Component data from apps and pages
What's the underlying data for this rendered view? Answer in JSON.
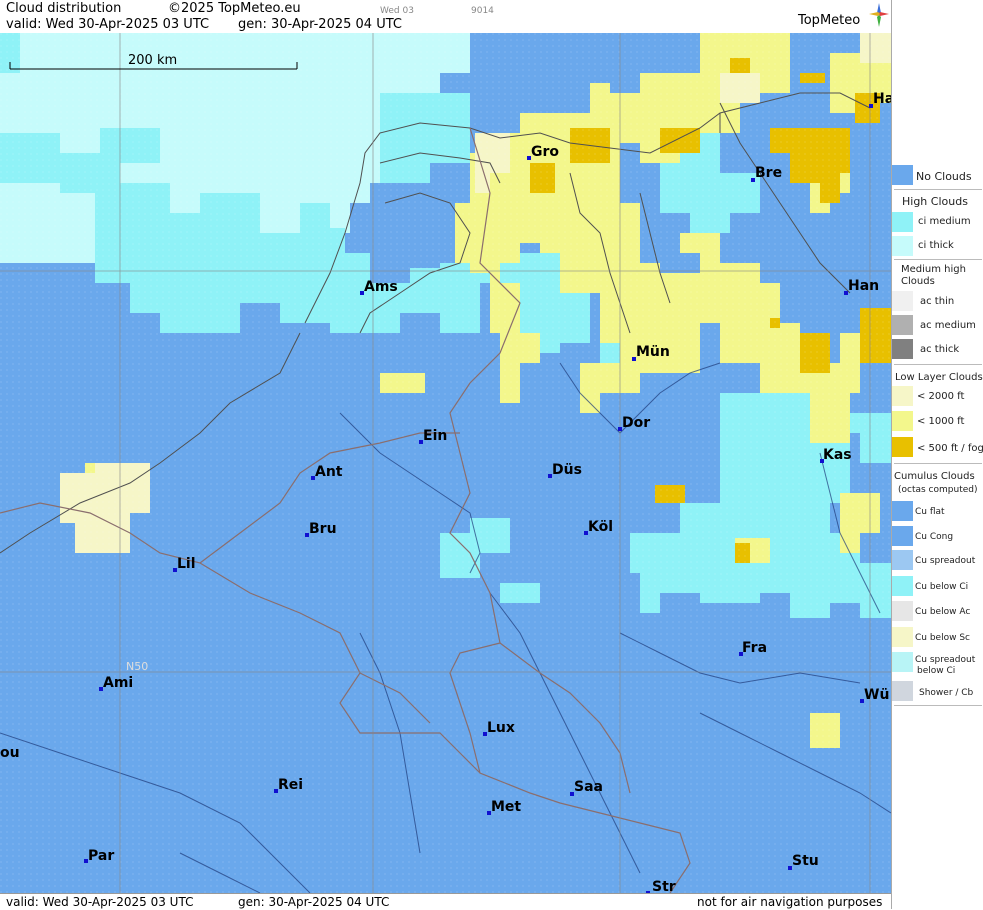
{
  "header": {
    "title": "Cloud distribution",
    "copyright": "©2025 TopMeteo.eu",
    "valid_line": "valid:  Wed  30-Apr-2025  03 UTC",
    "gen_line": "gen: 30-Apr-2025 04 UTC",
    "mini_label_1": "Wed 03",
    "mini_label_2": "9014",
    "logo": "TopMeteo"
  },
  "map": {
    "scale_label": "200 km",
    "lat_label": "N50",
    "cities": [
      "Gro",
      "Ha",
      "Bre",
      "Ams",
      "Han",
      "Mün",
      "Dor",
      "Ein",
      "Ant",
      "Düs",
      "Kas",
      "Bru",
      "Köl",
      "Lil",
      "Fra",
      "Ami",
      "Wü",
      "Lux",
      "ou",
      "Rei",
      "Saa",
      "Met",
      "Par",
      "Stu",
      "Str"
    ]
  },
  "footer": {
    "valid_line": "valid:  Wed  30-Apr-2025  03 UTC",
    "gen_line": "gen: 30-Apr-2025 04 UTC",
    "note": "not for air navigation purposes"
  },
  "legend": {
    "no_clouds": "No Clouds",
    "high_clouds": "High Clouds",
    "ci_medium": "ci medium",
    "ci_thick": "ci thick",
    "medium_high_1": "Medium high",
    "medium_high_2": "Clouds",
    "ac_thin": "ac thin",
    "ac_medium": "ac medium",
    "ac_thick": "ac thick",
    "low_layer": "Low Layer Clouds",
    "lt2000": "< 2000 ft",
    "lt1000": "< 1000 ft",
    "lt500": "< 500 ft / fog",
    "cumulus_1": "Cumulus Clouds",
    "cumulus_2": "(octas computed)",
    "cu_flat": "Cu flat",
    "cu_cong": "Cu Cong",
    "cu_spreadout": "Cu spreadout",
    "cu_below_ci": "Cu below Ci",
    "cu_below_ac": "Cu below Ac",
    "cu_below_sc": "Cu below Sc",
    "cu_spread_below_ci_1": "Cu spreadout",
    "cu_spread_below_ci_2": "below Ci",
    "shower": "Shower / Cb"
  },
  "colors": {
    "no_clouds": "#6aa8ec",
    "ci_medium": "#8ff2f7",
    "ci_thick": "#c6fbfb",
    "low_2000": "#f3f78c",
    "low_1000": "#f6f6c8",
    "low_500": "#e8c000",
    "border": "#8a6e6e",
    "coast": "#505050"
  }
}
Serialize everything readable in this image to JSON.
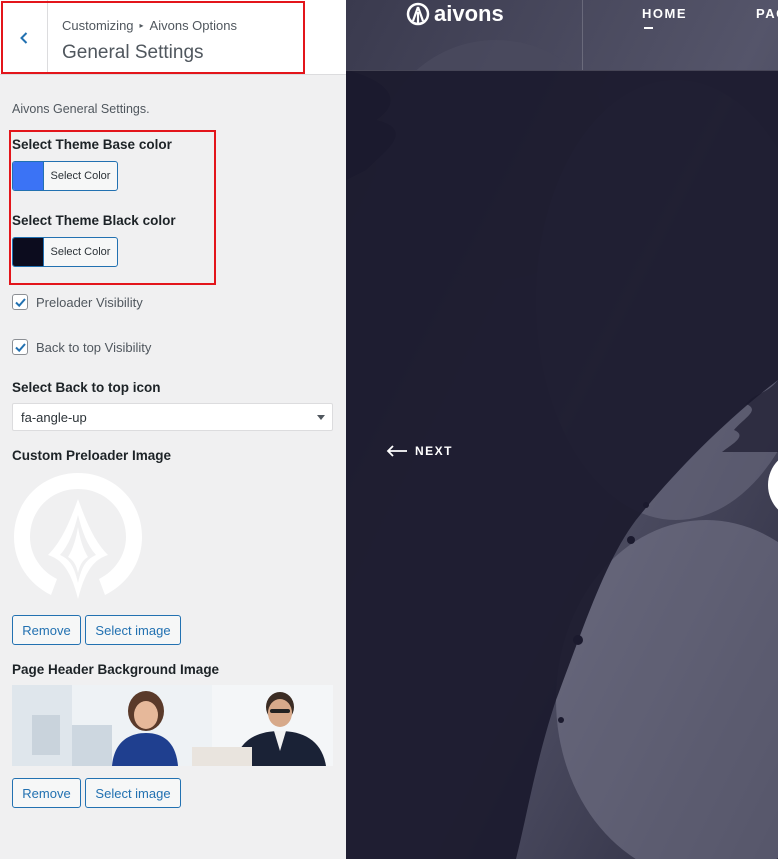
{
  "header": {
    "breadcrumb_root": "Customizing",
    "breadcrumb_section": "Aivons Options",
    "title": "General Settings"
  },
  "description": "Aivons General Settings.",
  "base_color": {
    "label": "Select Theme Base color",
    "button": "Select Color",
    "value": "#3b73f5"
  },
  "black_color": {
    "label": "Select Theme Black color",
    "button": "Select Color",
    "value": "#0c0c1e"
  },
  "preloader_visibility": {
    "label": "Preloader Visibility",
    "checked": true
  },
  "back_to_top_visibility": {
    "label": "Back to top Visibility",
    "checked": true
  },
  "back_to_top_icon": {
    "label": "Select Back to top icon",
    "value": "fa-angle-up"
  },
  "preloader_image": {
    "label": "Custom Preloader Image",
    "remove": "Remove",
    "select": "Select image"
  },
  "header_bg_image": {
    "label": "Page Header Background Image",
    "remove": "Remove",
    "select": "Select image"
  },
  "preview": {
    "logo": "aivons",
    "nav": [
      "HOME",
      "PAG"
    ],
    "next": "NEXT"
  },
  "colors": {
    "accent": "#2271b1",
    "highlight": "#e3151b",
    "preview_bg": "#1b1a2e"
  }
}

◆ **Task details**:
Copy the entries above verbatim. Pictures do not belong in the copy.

◆ **Answer for the task**:
What's the underlying data for this rendered view? Answer in JSON.
{
  "header": {
    "title": "Cloud distribution",
    "copyright": "©2025 TopMeteo.eu",
    "valid_line": "valid:  Wed  30-Apr-2025  03 UTC",
    "gen_line": "gen: 30-Apr-2025 04 UTC",
    "mini_label_1": "Wed 03",
    "mini_label_2": "9014",
    "logo": "TopMeteo"
  },
  "map": {
    "scale_label": "200 km",
    "lat_label": "N50",
    "cities": [
      "Gro",
      "Ha",
      "Bre",
      "Ams",
      "Han",
      "Mün",
      "Dor",
      "Ein",
      "Ant",
      "Düs",
      "Kas",
      "Bru",
      "Köl",
      "Lil",
      "Fra",
      "Ami",
      "Wü",
      "Lux",
      "ou",
      "Rei",
      "Saa",
      "Met",
      "Par",
      "Stu",
      "Str"
    ]
  },
  "footer": {
    "valid_line": "valid:  Wed  30-Apr-2025  03 UTC",
    "gen_line": "gen: 30-Apr-2025 04 UTC",
    "note": "not for air navigation purposes"
  },
  "legend": {
    "no_clouds": "No Clouds",
    "high_clouds": "High Clouds",
    "ci_medium": "ci medium",
    "ci_thick": "ci thick",
    "medium_high_1": "Medium high",
    "medium_high_2": "Clouds",
    "ac_thin": "ac thin",
    "ac_medium": "ac medium",
    "ac_thick": "ac thick",
    "low_layer": "Low Layer Clouds",
    "lt2000": "< 2000 ft",
    "lt1000": "< 1000 ft",
    "lt500": "< 500 ft / fog",
    "cumulus_1": "Cumulus Clouds",
    "cumulus_2": "(octas computed)",
    "cu_flat": "Cu flat",
    "cu_cong": "Cu Cong",
    "cu_spreadout": "Cu spreadout",
    "cu_below_ci": "Cu below Ci",
    "cu_below_ac": "Cu below Ac",
    "cu_below_sc": "Cu below Sc",
    "cu_spread_below_ci_1": "Cu spreadout",
    "cu_spread_below_ci_2": "below Ci",
    "shower": "Shower / Cb"
  },
  "colors": {
    "no_clouds": "#6aa8ec",
    "ci_medium": "#8ff2f7",
    "ci_thick": "#c6fbfb",
    "low_2000": "#f3f78c",
    "low_1000": "#f6f6c8",
    "low_500": "#e8c000",
    "border": "#8a6e6e",
    "coast": "#505050"
  }
}
Serialize everything readable in this image to JSON.
{
  "header": {
    "breadcrumb_root": "Customizing",
    "breadcrumb_section": "Aivons Options",
    "title": "General Settings"
  },
  "description": "Aivons General Settings.",
  "base_color": {
    "label": "Select Theme Base color",
    "button": "Select Color",
    "value": "#3b73f5"
  },
  "black_color": {
    "label": "Select Theme Black color",
    "button": "Select Color",
    "value": "#0c0c1e"
  },
  "preloader_visibility": {
    "label": "Preloader Visibility",
    "checked": true
  },
  "back_to_top_visibility": {
    "label": "Back to top Visibility",
    "checked": true
  },
  "back_to_top_icon": {
    "label": "Select Back to top icon",
    "value": "fa-angle-up"
  },
  "preloader_image": {
    "label": "Custom Preloader Image",
    "remove": "Remove",
    "select": "Select image"
  },
  "header_bg_image": {
    "label": "Page Header Background Image",
    "remove": "Remove",
    "select": "Select image"
  },
  "preview": {
    "logo": "aivons",
    "nav": [
      "HOME",
      "PAG"
    ],
    "next": "NEXT"
  },
  "colors": {
    "accent": "#2271b1",
    "highlight": "#e3151b",
    "preview_bg": "#1b1a2e"
  }
}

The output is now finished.